Avocado, available on the iPhone and Android mobile devices for $1.99, was created by ex-Google employees Chris Wetherell and Jenna Bilotta, who first met while working on Google Reader during their 20 percent time at the search giant. Key to the app is the user experience, which is designed to mimic the way that couples actually interact with each other.
It allows couples to create to-do lists and cross items off, upload pictures to share with one another, and send private messages to each other. It also lets users create and send “quick notes” to one another, over and over again, as well as “quick faces,” which swap out common emoticons for unique facial expressions of each partner.
The app is named as such because avocado trees, Wetherell tells me, only bear fruit when they grow near each other. Avocados also grow in pairs. Oh, also because “avocado” was the name of one of his computers while he worked at Google.
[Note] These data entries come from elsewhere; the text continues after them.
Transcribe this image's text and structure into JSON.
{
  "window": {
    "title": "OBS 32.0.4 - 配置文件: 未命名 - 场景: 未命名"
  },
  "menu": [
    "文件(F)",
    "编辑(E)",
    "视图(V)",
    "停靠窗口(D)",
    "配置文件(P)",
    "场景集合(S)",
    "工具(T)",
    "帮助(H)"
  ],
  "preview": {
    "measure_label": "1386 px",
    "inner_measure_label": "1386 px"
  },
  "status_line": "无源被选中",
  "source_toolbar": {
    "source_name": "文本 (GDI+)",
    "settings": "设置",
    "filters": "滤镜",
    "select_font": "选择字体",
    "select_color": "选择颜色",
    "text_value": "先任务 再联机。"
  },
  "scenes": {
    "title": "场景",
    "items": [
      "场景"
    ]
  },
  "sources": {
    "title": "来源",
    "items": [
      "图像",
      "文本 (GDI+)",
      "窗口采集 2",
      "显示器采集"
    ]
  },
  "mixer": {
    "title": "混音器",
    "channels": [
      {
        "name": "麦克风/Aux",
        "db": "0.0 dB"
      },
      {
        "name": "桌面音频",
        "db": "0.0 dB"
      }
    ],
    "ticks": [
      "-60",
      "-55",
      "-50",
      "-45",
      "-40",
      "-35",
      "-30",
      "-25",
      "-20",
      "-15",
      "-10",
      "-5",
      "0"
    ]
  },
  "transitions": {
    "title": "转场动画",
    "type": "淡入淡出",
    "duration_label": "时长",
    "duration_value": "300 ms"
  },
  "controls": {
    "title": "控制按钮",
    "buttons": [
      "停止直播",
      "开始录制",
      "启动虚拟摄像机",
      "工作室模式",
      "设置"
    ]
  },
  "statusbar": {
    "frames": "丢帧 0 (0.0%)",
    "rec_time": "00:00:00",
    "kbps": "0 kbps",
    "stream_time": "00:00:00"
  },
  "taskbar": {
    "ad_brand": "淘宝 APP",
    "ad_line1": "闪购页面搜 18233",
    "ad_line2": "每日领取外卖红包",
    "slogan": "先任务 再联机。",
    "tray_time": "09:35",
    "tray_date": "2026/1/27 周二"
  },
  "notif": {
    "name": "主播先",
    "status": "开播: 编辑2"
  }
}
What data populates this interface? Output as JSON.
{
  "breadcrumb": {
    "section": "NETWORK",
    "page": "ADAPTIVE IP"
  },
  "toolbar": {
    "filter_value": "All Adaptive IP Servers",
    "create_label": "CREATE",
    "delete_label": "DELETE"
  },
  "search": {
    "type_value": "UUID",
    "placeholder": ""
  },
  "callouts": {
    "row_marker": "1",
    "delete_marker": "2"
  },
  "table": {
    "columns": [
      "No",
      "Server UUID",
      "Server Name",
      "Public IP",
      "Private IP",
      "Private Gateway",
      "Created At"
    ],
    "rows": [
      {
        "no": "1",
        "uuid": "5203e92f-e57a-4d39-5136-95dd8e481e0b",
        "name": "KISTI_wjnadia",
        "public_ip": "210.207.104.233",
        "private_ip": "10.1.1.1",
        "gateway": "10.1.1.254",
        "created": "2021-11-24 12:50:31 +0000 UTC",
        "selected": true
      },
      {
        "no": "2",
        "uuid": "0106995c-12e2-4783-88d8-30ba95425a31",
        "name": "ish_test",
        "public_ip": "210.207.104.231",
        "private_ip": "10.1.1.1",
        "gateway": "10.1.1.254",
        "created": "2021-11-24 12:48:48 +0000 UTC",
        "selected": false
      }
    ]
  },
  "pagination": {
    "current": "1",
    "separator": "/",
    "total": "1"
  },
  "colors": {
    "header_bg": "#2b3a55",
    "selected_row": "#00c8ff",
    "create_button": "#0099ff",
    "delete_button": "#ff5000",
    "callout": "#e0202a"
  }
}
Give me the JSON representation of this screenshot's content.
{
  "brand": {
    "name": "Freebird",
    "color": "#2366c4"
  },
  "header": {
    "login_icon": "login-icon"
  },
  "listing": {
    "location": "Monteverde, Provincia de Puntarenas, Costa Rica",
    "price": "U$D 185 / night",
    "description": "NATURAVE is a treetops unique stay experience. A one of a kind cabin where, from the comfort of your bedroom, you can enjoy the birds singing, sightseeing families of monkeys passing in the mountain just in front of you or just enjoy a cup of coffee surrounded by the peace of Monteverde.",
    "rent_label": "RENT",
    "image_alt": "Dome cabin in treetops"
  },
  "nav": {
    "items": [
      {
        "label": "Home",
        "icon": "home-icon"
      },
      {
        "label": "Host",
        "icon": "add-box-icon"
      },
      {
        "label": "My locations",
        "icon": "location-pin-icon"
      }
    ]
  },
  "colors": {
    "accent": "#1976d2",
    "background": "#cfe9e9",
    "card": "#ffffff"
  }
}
The Avocado team tries to differentiate itself with identity verification and advanced encryption, to ensure that users are who they say they are when they sign up. Couples have to provide a shared password to connect with one another, which is designed to keep impersonators from logging in and pretending to be someone that they’re not.
Not only are Wetherell and Bilotta founders, of course, but they’re also users — and the app has helped them get through the process of a major house renovation. Nowadays they conveniently use the app to create and manage bug reports.
The two tell me that work on the app began before the influx of social apps for couples really took hold, and the two have been a little surprised by how quickly competition has sprung up — particularly since all the major couples apps have emerged over just the last six months or so. But Wetherell said that the move to more intimate applications is only natural, as maturing platforms like Facebook and Twitter lack functionality to provide real private sharing.
To prepare for that competition in the nascent couples app space, the two closed a $1.3 million round of seed funding earlier this year, which included participation from Baseline Ventures, General Catalyst, Lightspeed Ventures, FeedBurner founder Steve Olechowski, and TV director Greg Yaitanes. The team has already hired a couple of developers, but they’re looking to hire a few more.